> [WHAT IS REQUIRED]: Keeping every word in place, write out the entries that come next.

> [RECORDS SUPPLIED]:
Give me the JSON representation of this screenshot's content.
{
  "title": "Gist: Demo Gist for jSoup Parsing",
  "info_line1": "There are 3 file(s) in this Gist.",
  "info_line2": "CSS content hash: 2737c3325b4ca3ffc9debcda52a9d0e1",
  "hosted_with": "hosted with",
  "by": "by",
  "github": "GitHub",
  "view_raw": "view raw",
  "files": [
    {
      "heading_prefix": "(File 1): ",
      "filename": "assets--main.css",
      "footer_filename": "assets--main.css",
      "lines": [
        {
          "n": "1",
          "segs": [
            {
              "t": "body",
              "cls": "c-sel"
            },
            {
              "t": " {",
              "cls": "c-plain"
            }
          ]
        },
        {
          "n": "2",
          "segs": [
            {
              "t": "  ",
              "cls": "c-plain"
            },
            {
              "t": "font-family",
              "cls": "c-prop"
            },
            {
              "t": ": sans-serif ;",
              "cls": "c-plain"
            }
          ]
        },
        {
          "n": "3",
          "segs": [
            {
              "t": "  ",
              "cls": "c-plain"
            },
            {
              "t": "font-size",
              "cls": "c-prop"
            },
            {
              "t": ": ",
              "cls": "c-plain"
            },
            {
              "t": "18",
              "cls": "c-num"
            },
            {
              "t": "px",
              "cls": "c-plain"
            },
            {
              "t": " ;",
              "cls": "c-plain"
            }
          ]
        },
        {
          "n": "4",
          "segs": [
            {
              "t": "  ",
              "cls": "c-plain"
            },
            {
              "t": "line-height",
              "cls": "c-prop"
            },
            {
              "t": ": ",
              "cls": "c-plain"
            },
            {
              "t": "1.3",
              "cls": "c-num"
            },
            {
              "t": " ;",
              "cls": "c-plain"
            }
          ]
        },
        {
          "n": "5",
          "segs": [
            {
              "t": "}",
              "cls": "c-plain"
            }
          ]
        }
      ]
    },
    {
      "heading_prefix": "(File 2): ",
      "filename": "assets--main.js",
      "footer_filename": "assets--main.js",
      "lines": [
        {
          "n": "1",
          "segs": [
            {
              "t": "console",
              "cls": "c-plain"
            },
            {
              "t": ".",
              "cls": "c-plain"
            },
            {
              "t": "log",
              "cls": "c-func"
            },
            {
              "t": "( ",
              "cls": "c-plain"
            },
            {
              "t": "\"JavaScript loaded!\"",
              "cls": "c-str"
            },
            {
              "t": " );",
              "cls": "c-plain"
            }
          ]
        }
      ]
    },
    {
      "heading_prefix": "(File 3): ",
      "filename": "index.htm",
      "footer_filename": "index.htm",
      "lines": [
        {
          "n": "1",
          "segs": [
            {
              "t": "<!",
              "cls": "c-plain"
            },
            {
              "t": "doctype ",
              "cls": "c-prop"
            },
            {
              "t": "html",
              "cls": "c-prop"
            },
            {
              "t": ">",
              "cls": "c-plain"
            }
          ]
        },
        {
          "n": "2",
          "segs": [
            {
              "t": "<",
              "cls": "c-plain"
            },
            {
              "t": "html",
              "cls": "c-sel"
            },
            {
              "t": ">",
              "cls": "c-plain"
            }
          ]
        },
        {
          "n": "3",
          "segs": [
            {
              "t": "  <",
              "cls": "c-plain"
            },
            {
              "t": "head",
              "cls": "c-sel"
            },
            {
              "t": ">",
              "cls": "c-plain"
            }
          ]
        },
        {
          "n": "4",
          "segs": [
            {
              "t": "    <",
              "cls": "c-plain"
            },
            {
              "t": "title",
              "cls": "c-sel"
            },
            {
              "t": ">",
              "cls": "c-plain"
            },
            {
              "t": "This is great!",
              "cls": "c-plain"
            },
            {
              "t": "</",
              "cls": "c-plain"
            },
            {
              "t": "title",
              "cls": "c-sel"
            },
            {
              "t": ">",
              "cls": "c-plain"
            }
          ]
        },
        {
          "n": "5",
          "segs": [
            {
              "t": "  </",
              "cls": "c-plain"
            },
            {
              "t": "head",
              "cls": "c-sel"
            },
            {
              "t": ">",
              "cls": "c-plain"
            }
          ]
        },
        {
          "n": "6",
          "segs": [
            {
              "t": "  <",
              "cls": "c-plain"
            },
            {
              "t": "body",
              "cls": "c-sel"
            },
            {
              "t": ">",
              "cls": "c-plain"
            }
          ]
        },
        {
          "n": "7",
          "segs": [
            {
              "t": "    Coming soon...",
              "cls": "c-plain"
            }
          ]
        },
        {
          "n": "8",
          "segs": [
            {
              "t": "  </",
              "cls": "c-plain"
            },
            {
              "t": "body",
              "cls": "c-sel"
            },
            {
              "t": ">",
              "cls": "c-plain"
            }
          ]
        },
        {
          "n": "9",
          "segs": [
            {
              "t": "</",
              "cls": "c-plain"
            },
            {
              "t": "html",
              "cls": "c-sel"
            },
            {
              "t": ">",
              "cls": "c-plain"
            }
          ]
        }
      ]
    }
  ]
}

> [YOUR SOLUTION]:
Give me the JSON representation of this screenshot's content.
{
  "title": "Gist: Demo Gist for jSoup Parsing",
  "info_line1": "There are 3 file(s) in this Gist.",
  "info_line2": "CSS content hash: 2737c3325b4ca3ffc9debcda52a9d0e1",
  "hosted_with": "hosted with",
  "by": "by",
  "github": "GitHub",
  "view_raw": "view raw",
  "files": [
    {
      "heading_prefix": "(File 1): ",
      "filename": "assets--main.css",
      "footer_filename": "assets--main.css",
      "lines": [
        {
          "n": "1",
          "segs": [
            {
              "t": "body",
              "cls": "c-sel"
            },
            {
              "t": " {",
              "cls": "c-plain"
            }
          ]
        },
        {
          "n": "2",
          "segs": [
            {
              "t": "  ",
              "cls": "c-plain"
            },
            {
              "t": "font-family",
              "cls": "c-prop"
            },
            {
              "t": ": sans-serif ;",
              "cls": "c-plain"
            }
          ]
        },
        {
          "n": "3",
          "segs": [
            {
              "t": "  ",
              "cls": "c-plain"
            },
            {
              "t": "font-size",
              "cls": "c-prop"
            },
            {
              "t": ": ",
              "cls": "c-plain"
            },
            {
              "t": "18",
              "cls": "c-num"
            },
            {
              "t": "px",
              "cls": "c-plain"
            },
            {
              "t": " ;",
              "cls": "c-plain"
            }
          ]
        },
        {
          "n": "4",
          "segs": [
            {
              "t": "  ",
              "cls": "c-plain"
            },
            {
              "t": "line-height",
              "cls": "c-prop"
            },
            {
              "t": ": ",
              "cls": "c-plain"
            },
            {
              "t": "1.3",
              "cls": "c-num"
            },
            {
              "t": " ;",
              "cls": "c-plain"
            }
          ]
        },
        {
          "n": "5",
          "segs": [
            {
              "t": "}",
              "cls": "c-plain"
            }
          ]
        }
      ]
    },
    {
      "heading_prefix": "(File 2): ",
      "filename": "assets--main.js",
      "footer_filename": "assets--main.js",
      "lines": [
        {
          "n": "1",
          "segs": [
            {
              "t": "console",
              "cls": "c-plain"
            },
            {
              "t": ".",
              "cls": "c-plain"
            },
            {
              "t": "log",
              "cls": "c-func"
            },
            {
              "t": "( ",
              "cls": "c-plain"
            },
            {
              "t": "\"JavaScript loaded!\"",
              "cls": "c-str"
            },
            {
              "t": " );",
              "cls": "c-plain"
            }
          ]
        }
      ]
    },
    {
      "heading_prefix": "(File 3): ",
      "filename": "index.htm",
      "footer_filename": "index.htm",
      "lines": [
        {
          "n": "1",
          "segs": [
            {
              "t": "<!",
              "cls": "c-plain"
            },
            {
              "t": "doctype ",
              "cls": "c-prop"
            },
            {
              "t": "html",
              "cls": "c-prop"
            },
            {
              "t": ">",
              "cls": "c-plain"
            }
          ]
        },
        {
          "n": "2",
          "segs": [
            {
              "t": "<",
              "cls": "c-plain"
            },
            {
              "t": "html",
              "cls": "c-sel"
            },
            {
              "t": ">",
              "cls": "c-plain"
            }
          ]
        },
        {
          "n": "3",
          "segs": [
            {
              "t": "  <",
              "cls": "c-plain"
            },
            {
              "t": "head",
              "cls": "c-sel"
            },
            {
              "t": ">",
              "cls": "c-plain"
            }
          ]
        },
        {
          "n": "4",
          "segs": [
            {
              "t": "    <",
              "cls": "c-plain"
            },
            {
              "t": "title",
              "cls": "c-sel"
            },
            {
              "t": ">",
              "cls": "c-plain"
            },
            {
              "t": "This is great!",
              "cls": "c-plain"
            },
            {
              "t": "</",
              "cls": "c-plain"
            },
            {
              "t": "title",
              "cls": "c-sel"
            },
            {
              "t": ">",
              "cls": "c-plain"
            }
          ]
        },
        {
          "n": "5",
          "segs": [
            {
              "t": "  </",
              "cls": "c-plain"
            },
            {
              "t": "head",
              "cls": "c-sel"
            },
            {
              "t": ">",
              "cls": "c-plain"
            }
          ]
        },
        {
          "n": "6",
          "segs": [
            {
              "t": "  <",
              "cls": "c-plain"
            },
            {
              "t": "body",
              "cls": "c-sel"
            },
            {
              "t": ">",
              "cls": "c-plain"
            }
          ]
        },
        {
          "n": "7",
          "segs": [
            {
              "t": "    Coming soon...",
              "cls": "c-plain"
            }
          ]
        },
        {
          "n": "8",
          "segs": [
            {
              "t": "  </",
              "cls": "c-plain"
            },
            {
              "t": "body",
              "cls": "c-sel"
            },
            {
              "t": ">",
              "cls": "c-plain"
            }
          ]
        },
        {
          "n": "9",
          "segs": [
            {
              "t": "</",
              "cls": "c-plain"
            },
            {
              "t": "html",
              "cls": "c-sel"
            },
            {
              "t": ">",
              "cls": "c-plain"
            }
          ]
        }
      ]
    }
  ]
}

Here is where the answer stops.